[What is required]: Whenever the word "Grupa" appears in a line of the data below, copy that line.

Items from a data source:
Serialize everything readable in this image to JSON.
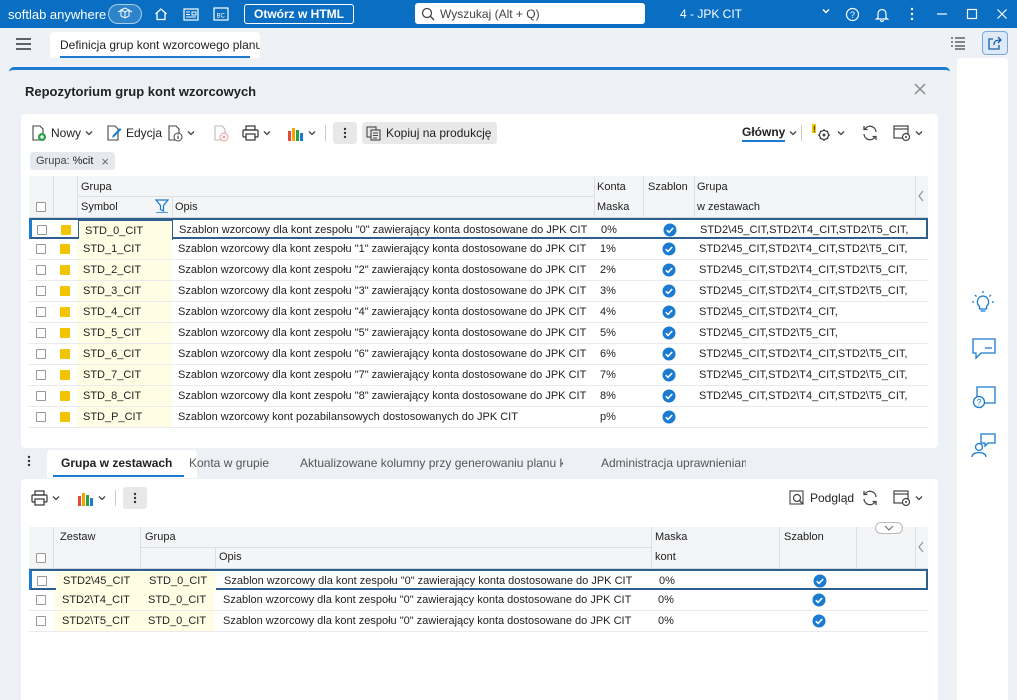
{
  "titlebar": {
    "brand": "softlab anywhere",
    "html_button": "Otwórz w HTML",
    "search_placeholder": "Wyszukaj (Alt + Q)",
    "company": "4 - JPK CIT"
  },
  "tab": {
    "label": "Definicja grup kont wzorcowego planu"
  },
  "panel": {
    "title": "Repozytorium grup kont wzorcowych"
  },
  "toolbar": {
    "new": "Nowy",
    "edit": "Edycja",
    "copy_to_production": "Kopiuj na produkcję",
    "view": "Główny"
  },
  "filter": {
    "label": "Grupa:",
    "value": "%cit"
  },
  "grid1": {
    "headers": {
      "group": "Grupa",
      "symbol": "Symbol",
      "desc": "Opis",
      "accounts": "Konta",
      "mask": "Maska",
      "template": "Szablon",
      "group2": "Grupa",
      "in_sets": "w zestawach"
    },
    "rows": [
      {
        "symbol": "STD_0_CIT",
        "desc": "Szablon wzorcowy dla kont zespołu \"0\" zawierający konta dostosowane do JPK CIT",
        "mask": "0%",
        "template": true,
        "sets": "STD2\\45_CIT,STD2\\T4_CIT,STD2\\T5_CIT,"
      },
      {
        "symbol": "STD_1_CIT",
        "desc": "Szablon wzorcowy dla kont zespołu \"1\" zawierający konta dostosowane do JPK CIT",
        "mask": "1%",
        "template": true,
        "sets": "STD2\\45_CIT,STD2\\T4_CIT,STD2\\T5_CIT,"
      },
      {
        "symbol": "STD_2_CIT",
        "desc": "Szablon wzorcowy dla kont zespołu \"2\" zawierający konta dostosowane do JPK CIT",
        "mask": "2%",
        "template": true,
        "sets": "STD2\\45_CIT,STD2\\T4_CIT,STD2\\T5_CIT,"
      },
      {
        "symbol": "STD_3_CIT",
        "desc": "Szablon wzorcowy dla kont zespołu \"3\" zawierający konta dostosowane do JPK CIT",
        "mask": "3%",
        "template": true,
        "sets": "STD2\\45_CIT,STD2\\T4_CIT,STD2\\T5_CIT,"
      },
      {
        "symbol": "STD_4_CIT",
        "desc": "Szablon wzorcowy dla kont zespołu \"4\" zawierający konta dostosowane do JPK CIT",
        "mask": "4%",
        "template": true,
        "sets": "STD2\\45_CIT,STD2\\T4_CIT,"
      },
      {
        "symbol": "STD_5_CIT",
        "desc": "Szablon wzorcowy dla kont zespołu \"5\" zawierający konta dostosowane do JPK CIT",
        "mask": "5%",
        "template": true,
        "sets": "STD2\\45_CIT,STD2\\T5_CIT,"
      },
      {
        "symbol": "STD_6_CIT",
        "desc": "Szablon wzorcowy dla kont zespołu \"6\" zawierający konta dostosowane do JPK CIT",
        "mask": "6%",
        "template": true,
        "sets": "STD2\\45_CIT,STD2\\T4_CIT,STD2\\T5_CIT,"
      },
      {
        "symbol": "STD_7_CIT",
        "desc": "Szablon wzorcowy dla kont zespołu \"7\" zawierający konta dostosowane do JPK CIT",
        "mask": "7%",
        "template": true,
        "sets": "STD2\\45_CIT,STD2\\T4_CIT,STD2\\T5_CIT,"
      },
      {
        "symbol": "STD_8_CIT",
        "desc": "Szablon wzorcowy dla kont zespołu \"8\" zawierający konta dostosowane do JPK CIT",
        "mask": "8%",
        "template": true,
        "sets": "STD2\\45_CIT,STD2\\T4_CIT,STD2\\T5_CIT,"
      },
      {
        "symbol": "STD_P_CIT",
        "desc": "Szablon wzorcowy kont pozabilansowych dostosowanych do JPK CIT",
        "mask": "p%",
        "template": true,
        "sets": ""
      }
    ]
  },
  "bottom_tabs": [
    "Grupa w zestawach",
    "Konta w grupie",
    "Aktualizowane kolumny przy generowaniu planu kont",
    "Administracja uprawnieniami"
  ],
  "toolbar2": {
    "preview": "Podgląd"
  },
  "grid2": {
    "headers": {
      "set": "Zestaw",
      "group": "Grupa",
      "desc": "Opis",
      "mask": "Maska",
      "accounts": "kont",
      "template": "Szablon"
    },
    "rows": [
      {
        "set": "STD2\\45_CIT",
        "group": "STD_0_CIT",
        "desc": "Szablon wzorcowy dla kont zespołu \"0\" zawierający konta dostosowane do JPK CIT",
        "mask": "0%",
        "template": true
      },
      {
        "set": "STD2\\T4_CIT",
        "group": "STD_0_CIT",
        "desc": "Szablon wzorcowy dla kont zespołu \"0\" zawierający konta dostosowane do JPK CIT",
        "mask": "0%",
        "template": true
      },
      {
        "set": "STD2\\T5_CIT",
        "group": "STD_0_CIT",
        "desc": "Szablon wzorcowy dla kont zespołu \"0\" zawierający konta dostosowane do JPK CIT",
        "mask": "0%",
        "template": true
      }
    ]
  },
  "colors": {
    "accent": "#1a7bd1",
    "titlebar": "#0a6fc2",
    "flag": "#f2c400",
    "symbol_bg": "#fffde4"
  }
}
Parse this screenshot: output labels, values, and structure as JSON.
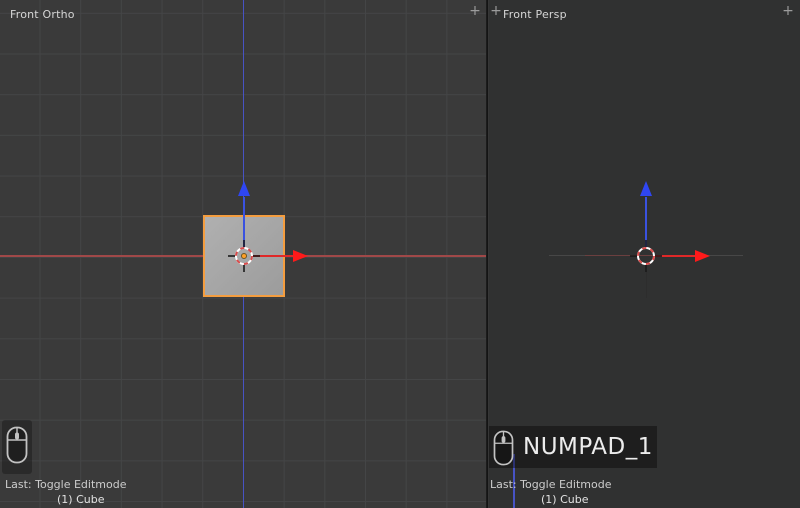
{
  "left_viewport": {
    "label": "Front Ortho",
    "expand_button": "+",
    "screencast": {
      "last_action": "Last: Toggle Editmode",
      "object_info": "(1) Cube"
    }
  },
  "right_viewport": {
    "label": "Front Persp",
    "expand_button_left": "+",
    "expand_button_right": "+",
    "key_pressed": "NUMPAD_1",
    "screencast": {
      "last_action": "Last: Toggle Editmode",
      "object_info": "(1) Cube"
    }
  },
  "colors": {
    "viewport_bg_left": "#3a3a3a",
    "viewport_bg_right": "#303131",
    "grid_line": "#444546",
    "axis_x_line": "#a04848",
    "axis_z_line": "#4753c4",
    "gizmo_x_arrow": "#ff1a1a",
    "gizmo_z_arrow": "#2f46f2",
    "selection_outline": "#f49d3f",
    "cube_fill": "#a6a6a6",
    "origin_dot": "#ffa028",
    "overlay_text": "#cccccc",
    "key_text": "#ececec"
  },
  "icons": {
    "mouse": "mouse-icon",
    "cursor": "3d-cursor-icon",
    "plus": "plus-icon"
  }
}
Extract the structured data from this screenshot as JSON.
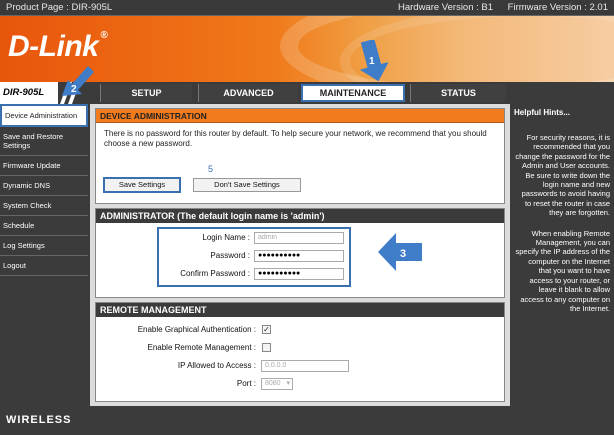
{
  "topbar": {
    "product": "Product Page : DIR-905L",
    "hardware": "Hardware Version : B1",
    "firmware": "Firmware Version : 2.01"
  },
  "brand": {
    "logo": "D-Link",
    "model": "DIR-905L"
  },
  "tabs": [
    "SETUP",
    "ADVANCED",
    "MAINTENANCE",
    "STATUS"
  ],
  "sidebar": {
    "items": [
      "Device Administration",
      "Save and Restore Settings",
      "Firmware Update",
      "Dynamic DNS",
      "System Check",
      "Schedule",
      "Log Settings",
      "Logout"
    ]
  },
  "device_admin": {
    "title": "DEVICE ADMINISTRATION",
    "description": "There is no password for this router by default. To help secure your network, we recommend that you should choose a new password.",
    "save_label": "Save Settings",
    "dont_save_label": "Don't Save Settings"
  },
  "administrator": {
    "title": "ADMINISTRATOR (The default login name is 'admin')",
    "login_name_label": "Login Name :",
    "login_name_value": "admin",
    "password_label": "Password :",
    "password_value": "●●●●●●●●●●",
    "confirm_label": "Confirm Password :",
    "confirm_value": "●●●●●●●●●●"
  },
  "remote": {
    "title": "REMOTE MANAGEMENT",
    "graphical_label": "Enable Graphical Authentication :",
    "graphical_checked": true,
    "remote_label": "Enable Remote Management :",
    "remote_checked": false,
    "ip_label": "IP Allowed to Access :",
    "ip_value": "0.0.0.0",
    "port_label": "Port :",
    "port_value": "8080"
  },
  "hints": {
    "title": "Helpful Hints...",
    "p1": "For security reasons, it is recommended that you change the password for the Admin and User accounts. Be sure to write down the login name and new passwords to avoid having to reset the router in case they are forgotten.",
    "p2": "When enabling Remote Management, you can specify the IP address of the computer on the Internet that you want to have access to your router, or leave it blank to allow access to any computer on the Internet."
  },
  "footer": {
    "label": "WIRELESS"
  },
  "callouts": {
    "n1": "1",
    "n2": "2",
    "n3": "3",
    "n5": "5"
  },
  "colors": {
    "orange": "#f27b1d",
    "dark": "#3b3b3b",
    "highlight": "#3a6fb0"
  }
}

[Result]:
    "label": "Grupa:",
      "group": "Grupa",
      "group2": "Grupa",
    "Grupa w zestawach",
      "group": "Grupa",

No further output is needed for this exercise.